Summertime means swimming, picnics, parties and barbeques. It also means potential health hazards related to these warm weather activities. Using common sense and taking certain precautions can prevent many of these hazards.
Every year, millions of Americans visit "recreational water" sites. Despite the use of modern disinfection systems in pools, water parks and hot tubs, and environmental improvements in our lakes, rivers and oceans, there has been an increase over the past decade in outbreaks of illnesses associated with swimming. Recreational water illnesses can cause a wide variety of symptoms, including skin, ear, respiratory, eye and wound infections. The most commonly reported illness is diarrhea. Diarrheal illnesses can be caused by organisms such as Cryptosporidium, Giardia, Shigella and E. coli O157:H7. People should refrain from swimming while ill with diarrhea and for several days after the diarrhea has ceased. In addition, swimmers should not swallow pool water, and young children should be taken frequently for bathroom breaks. Furthermore, all swimmers should practice good hygiene, which includes washing hands after using the restroom or a diaper changing area, taking showers before swimming, and changing diapers in a restroom instead of in the pool area.
Food-borne illnesses are known to increase during summer months when temperatures are hotter. Bacteria also need moisture to flourish, and summer weather is often hot and humid.

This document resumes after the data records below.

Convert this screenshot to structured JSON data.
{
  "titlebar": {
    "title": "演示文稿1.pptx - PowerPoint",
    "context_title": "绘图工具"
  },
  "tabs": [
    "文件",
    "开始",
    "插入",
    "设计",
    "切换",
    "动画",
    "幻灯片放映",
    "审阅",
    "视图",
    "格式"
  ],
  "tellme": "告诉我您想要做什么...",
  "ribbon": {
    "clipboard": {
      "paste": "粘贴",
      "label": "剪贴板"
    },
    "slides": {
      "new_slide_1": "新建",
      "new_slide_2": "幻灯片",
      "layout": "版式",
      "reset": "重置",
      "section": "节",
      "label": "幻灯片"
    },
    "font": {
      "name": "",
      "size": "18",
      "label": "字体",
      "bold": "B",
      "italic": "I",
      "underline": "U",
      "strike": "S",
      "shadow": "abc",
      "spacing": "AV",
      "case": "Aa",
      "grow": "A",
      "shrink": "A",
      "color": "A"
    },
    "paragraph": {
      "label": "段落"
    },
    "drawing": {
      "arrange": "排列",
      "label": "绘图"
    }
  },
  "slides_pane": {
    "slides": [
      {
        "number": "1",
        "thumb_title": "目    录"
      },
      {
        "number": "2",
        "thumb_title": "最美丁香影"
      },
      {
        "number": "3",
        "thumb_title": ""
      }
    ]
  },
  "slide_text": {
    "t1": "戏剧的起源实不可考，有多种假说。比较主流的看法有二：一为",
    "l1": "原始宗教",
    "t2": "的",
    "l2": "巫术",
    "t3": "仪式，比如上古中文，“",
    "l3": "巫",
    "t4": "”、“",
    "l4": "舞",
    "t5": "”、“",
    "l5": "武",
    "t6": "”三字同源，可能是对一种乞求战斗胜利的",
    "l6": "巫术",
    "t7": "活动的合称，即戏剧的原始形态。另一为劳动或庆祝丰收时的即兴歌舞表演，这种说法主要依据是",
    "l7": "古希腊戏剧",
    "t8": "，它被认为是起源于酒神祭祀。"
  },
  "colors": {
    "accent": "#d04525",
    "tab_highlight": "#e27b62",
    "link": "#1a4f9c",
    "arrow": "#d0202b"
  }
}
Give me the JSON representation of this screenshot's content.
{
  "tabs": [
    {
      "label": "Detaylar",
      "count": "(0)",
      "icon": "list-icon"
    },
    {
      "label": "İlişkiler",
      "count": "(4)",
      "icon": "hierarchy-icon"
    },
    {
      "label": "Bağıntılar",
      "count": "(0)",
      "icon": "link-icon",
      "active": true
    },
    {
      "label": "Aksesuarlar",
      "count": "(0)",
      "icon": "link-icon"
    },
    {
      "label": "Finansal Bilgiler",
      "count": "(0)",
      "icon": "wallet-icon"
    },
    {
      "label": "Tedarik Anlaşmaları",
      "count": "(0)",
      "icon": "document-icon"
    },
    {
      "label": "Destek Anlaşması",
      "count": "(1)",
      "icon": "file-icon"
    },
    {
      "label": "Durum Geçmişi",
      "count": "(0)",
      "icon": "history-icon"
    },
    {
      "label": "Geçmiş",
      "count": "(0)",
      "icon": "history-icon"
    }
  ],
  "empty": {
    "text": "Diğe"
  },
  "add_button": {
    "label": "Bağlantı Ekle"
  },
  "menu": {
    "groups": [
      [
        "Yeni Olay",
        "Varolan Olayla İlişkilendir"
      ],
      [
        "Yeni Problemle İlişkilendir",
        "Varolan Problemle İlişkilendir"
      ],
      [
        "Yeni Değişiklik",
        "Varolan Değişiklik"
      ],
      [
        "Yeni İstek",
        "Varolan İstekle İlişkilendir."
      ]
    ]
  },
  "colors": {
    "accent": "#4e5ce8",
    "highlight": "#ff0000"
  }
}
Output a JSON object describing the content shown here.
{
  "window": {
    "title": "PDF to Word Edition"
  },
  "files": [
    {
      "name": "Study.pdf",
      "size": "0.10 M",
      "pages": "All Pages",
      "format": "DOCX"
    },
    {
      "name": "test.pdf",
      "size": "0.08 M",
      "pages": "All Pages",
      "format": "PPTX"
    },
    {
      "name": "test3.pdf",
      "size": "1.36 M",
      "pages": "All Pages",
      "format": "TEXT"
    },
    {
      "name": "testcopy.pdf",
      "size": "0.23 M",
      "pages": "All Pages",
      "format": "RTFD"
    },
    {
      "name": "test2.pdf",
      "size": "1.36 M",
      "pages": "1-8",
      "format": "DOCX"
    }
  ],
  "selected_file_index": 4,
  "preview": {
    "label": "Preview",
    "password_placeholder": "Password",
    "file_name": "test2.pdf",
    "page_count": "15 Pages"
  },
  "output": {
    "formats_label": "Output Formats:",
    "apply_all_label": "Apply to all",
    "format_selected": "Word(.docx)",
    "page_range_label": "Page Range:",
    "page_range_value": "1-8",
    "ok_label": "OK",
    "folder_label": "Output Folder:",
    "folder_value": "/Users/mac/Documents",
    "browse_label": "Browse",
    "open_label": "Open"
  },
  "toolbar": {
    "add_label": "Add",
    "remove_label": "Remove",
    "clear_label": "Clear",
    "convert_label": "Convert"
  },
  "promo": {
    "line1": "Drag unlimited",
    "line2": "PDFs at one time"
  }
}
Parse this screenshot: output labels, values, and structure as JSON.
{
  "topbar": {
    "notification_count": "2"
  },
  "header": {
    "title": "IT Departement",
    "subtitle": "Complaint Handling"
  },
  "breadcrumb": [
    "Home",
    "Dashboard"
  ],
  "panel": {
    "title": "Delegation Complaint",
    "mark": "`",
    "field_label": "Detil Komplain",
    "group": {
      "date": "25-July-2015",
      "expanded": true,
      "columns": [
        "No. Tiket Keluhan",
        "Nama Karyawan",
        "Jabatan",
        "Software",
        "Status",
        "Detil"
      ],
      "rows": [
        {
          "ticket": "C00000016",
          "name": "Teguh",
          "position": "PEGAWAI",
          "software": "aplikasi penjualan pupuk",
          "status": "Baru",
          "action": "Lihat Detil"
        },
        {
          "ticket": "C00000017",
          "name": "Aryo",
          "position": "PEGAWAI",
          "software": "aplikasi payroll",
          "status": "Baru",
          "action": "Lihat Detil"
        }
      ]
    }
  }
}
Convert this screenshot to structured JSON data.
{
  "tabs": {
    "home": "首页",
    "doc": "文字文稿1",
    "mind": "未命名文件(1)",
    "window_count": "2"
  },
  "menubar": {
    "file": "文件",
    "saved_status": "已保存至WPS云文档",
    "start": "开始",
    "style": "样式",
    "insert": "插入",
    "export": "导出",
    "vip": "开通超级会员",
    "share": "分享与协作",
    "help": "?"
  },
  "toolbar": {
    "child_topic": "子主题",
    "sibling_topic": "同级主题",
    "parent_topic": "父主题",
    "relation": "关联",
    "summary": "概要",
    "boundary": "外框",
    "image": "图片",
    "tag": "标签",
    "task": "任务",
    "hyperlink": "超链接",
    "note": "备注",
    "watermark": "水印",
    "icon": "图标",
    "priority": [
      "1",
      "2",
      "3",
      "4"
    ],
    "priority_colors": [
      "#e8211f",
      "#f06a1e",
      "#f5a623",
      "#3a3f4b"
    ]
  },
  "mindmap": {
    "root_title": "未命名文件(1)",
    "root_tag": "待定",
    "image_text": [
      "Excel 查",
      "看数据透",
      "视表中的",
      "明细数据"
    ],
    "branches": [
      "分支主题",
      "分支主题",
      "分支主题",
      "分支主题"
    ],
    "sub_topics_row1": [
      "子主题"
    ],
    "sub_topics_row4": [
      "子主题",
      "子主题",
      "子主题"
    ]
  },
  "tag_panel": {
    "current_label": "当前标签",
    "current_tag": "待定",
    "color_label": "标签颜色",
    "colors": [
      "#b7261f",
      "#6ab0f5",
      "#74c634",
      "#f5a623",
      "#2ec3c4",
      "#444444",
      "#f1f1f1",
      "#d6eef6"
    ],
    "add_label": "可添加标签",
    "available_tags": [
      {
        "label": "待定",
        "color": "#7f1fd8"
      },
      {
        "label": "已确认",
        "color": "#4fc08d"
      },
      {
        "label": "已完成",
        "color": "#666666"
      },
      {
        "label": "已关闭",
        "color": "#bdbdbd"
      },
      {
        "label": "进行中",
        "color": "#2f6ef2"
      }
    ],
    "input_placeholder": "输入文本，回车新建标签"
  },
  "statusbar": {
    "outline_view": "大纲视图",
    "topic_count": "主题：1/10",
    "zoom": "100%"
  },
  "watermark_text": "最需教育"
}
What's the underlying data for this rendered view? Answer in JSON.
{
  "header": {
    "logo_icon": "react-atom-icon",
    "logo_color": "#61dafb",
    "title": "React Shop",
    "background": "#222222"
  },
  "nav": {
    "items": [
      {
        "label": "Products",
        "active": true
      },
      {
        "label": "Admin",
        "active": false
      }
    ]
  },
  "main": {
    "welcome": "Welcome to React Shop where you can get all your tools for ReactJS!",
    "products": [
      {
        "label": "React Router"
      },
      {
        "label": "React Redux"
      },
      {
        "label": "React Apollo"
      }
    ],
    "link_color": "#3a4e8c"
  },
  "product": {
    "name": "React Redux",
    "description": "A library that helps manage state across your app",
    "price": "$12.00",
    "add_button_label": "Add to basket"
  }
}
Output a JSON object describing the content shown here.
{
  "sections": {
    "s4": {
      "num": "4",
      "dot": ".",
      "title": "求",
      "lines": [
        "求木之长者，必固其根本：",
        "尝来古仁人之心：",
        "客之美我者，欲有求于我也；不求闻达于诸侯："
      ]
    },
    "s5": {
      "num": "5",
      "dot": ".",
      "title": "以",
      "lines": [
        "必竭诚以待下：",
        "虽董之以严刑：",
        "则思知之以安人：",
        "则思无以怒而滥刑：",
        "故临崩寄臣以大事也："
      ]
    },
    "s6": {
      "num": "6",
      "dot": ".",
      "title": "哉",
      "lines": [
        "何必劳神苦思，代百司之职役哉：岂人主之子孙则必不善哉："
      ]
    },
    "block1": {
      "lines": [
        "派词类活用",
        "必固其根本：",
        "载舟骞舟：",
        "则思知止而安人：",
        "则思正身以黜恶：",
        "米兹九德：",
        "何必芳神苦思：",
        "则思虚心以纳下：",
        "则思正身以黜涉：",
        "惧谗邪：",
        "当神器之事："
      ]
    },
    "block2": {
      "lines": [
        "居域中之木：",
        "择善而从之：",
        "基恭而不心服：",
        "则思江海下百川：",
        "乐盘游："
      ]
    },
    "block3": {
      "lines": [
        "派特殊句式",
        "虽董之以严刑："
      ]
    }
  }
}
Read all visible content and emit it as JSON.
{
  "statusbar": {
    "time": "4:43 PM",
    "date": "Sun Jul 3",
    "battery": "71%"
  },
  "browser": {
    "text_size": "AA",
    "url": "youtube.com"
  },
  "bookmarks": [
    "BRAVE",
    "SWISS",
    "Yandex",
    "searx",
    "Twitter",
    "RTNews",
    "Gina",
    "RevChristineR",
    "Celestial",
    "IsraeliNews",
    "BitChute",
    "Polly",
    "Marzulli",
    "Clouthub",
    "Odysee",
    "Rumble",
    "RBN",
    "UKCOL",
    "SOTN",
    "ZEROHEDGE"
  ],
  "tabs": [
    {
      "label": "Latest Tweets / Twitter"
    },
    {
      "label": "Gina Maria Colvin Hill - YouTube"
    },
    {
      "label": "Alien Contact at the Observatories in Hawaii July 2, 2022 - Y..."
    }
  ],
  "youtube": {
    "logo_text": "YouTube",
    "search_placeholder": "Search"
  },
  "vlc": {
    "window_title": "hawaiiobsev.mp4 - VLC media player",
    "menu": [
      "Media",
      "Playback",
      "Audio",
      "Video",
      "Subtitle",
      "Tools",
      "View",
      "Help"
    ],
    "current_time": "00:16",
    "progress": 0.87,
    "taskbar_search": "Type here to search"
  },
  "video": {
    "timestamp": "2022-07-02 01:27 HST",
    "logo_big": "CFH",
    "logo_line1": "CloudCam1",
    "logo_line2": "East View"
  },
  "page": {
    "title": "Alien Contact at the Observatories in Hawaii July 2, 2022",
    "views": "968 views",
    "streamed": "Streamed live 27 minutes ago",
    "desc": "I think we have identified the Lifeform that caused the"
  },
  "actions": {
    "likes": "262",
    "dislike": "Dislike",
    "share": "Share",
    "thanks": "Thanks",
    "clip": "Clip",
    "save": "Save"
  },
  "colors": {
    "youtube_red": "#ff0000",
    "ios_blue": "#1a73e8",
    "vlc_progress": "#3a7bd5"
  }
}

In addition, there are "people" causes for the increase of food borne illness in the summer, when it is common to cook outside at picnics and barbeques and on camping trips. The safety controls that a kitchen provides, such as thermostat-controlled cooking, refrigeration and washing facilities, are usually not available. In Massachusetts, the start of summer is also when people begin preparing and eating more seafood, digging up local steamers, boiling lobsters and preparing clambakes and clam boils. Commonsense guidelines regarding food purchasing, handling and preparation should be followed and include:
Summertime is when people spend more time outdoors, so it's important to remember how to prevent tick and mosquito bites. Some of the more common tick- and mosquito-borne diseases are Lyme disease, tularemia, babesiosis, ehrlichiosis and West Nile virus. Protecting yourself from tick and mosquito bites includes taking the following precautions:
Poison ivy, oak and sumac are the most common causes of allergic reactions in the United States. Sensitivity tends to decline with age. The cause of the rash is uroshiol (derived from a Japanese word for lacquer), a chemical in the sap of the poison ivy, oak, and sumac plants. Poison ivy grows almost everywhere in the U.S., except Hawaii, Alaska and some desert areas of Nevada. Each plant leaf has three distinct leaflets. Transmission occurs from direct contact with the plant oil, indirect contact with clothing, tools or pets contaminated with uroshiol, or from airborne particles (usually from burning plants). A reaction, in the form of a rash, usually appears within 12 to 48 hours. The rash can affect any part of the body, but most commonly affects the hands, forearms and face. Blisters and severe itching follow redness and swelling. Within a few days the blisters become crusted and scaly, and they heal within about 10 days. If exposed, skin and contaminated objects should be washed thoroughly with soap and water. Taking cool showers and applying over-the-counter preparations like calamine lotion can relieve the itching in mild cases. In severe cases, corticosteroids may be indicated. There are effective commercial products (e.g., Ivy Block) that prevent urushiol from getting into the skin. The cream is applied at least 15 minutes before possible exposure. The old saying, "leaves of three, beware of me," is a good rule of thumb for preventing exposure to poison ivy. Practicing the cautious behaviors discussed above will help reduce your risk of getting ill and allow you and your family to enjoy the summer!